Read Katie's story
"I was born profoundly deaf with sensorineural hearing loss in November 2000. I attended The Elizabeth Foundation when I was little.
"My parents decided that the most important thing for me was that I should be able to understand what was going on in the world around me and that I could communicate. They decided to use a mix of BSL and oral communication as the BSL would allow me to join in with the conversation whilst orally talking would model speech. Currently, I use speech most of the time, but if the environment is difficult to hear in, if I am tired, or if the subject matter is complicated, I use BSL in addition.
"I have always loved swimming. It gives me a sense of achievement and I feel successful at it. My training de-stresses me and is probably the reason I never miss a training session!
"When I was selected for the Team GB Deaf Swimming Club I was so happy about it, and I knew that I would have to give it my all. There was only 3 weeks between finishing my GCSE exams and competing in Poland. When I was in Poland doing the European Deaflympics it was a very nerve-wracking experience for me. Although I was nervous, I was also very excited. They used a light system for the start and it was brilliant – I would highly recommend it to everyone in swim competitions.
Swimming is a huge part of me and it has shown me what I can do and what I am capable of. I have always loved it and I always train so hard to achieve what I want to achieve – like to break records, worlds, Deaflympics, the list goes on and on. My next aim is to better my times so that I can break records at the World Competitions in Deaflympics in Brazil.
Deep down, I will never give up anything that I am passionate about. It is harder for me being deaf, in a local hearing swimming club, but this has shown me what I can do and has given me huge confidence and determination – I can be quite stubborn! Because of this, I will stand-up for myself and prove to people, and myself, all that I can do.
"Many people might have given up over time, thinking my goals were too difficult to achieve. But for me, although it is hard sometimes, it is not hard enough for me to consider giving up. I will never do that... it is not who I am."

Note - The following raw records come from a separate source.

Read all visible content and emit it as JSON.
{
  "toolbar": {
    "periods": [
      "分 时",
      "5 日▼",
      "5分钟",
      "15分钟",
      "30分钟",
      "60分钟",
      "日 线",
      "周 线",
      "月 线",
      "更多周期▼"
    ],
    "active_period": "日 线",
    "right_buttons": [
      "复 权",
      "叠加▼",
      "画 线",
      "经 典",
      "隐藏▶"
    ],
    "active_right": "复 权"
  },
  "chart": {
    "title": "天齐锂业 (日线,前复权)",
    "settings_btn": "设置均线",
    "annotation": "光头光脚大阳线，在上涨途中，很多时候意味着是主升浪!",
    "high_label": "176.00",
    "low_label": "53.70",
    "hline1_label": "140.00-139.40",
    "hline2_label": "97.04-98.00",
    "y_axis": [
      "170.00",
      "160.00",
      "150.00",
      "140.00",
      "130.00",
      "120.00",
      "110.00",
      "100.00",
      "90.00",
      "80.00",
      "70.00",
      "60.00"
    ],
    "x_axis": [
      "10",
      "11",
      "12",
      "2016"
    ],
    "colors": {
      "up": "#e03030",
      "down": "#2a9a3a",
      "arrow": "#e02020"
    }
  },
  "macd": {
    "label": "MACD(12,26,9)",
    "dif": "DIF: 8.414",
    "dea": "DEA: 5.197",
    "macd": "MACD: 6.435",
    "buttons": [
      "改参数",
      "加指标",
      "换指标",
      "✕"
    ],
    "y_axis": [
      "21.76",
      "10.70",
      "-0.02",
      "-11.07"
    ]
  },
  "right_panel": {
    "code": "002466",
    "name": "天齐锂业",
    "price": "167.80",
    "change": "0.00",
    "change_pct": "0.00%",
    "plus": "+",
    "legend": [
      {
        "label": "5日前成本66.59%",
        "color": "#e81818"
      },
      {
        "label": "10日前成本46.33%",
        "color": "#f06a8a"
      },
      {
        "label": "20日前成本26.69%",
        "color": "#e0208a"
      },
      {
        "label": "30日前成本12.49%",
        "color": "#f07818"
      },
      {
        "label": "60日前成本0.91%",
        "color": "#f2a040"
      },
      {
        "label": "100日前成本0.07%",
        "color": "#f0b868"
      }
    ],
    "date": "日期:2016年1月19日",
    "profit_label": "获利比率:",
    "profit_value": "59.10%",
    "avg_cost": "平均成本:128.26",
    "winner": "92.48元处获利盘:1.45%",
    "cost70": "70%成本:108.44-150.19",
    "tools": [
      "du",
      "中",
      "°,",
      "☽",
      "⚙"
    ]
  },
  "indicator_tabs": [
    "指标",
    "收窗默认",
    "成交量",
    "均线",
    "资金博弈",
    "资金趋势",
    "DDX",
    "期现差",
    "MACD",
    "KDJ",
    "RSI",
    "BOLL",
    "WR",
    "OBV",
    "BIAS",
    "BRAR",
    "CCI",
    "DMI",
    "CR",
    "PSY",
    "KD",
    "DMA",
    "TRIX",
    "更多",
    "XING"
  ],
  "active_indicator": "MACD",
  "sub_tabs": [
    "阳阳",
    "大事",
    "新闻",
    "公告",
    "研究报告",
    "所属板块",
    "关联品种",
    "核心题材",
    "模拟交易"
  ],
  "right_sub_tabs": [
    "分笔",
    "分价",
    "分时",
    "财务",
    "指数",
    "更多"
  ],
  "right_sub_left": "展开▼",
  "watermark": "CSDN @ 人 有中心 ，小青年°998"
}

"It is harder for me being deaf, in a local hearing swimming club, but this has shown me what I can do and has given me huge confidence and determination..."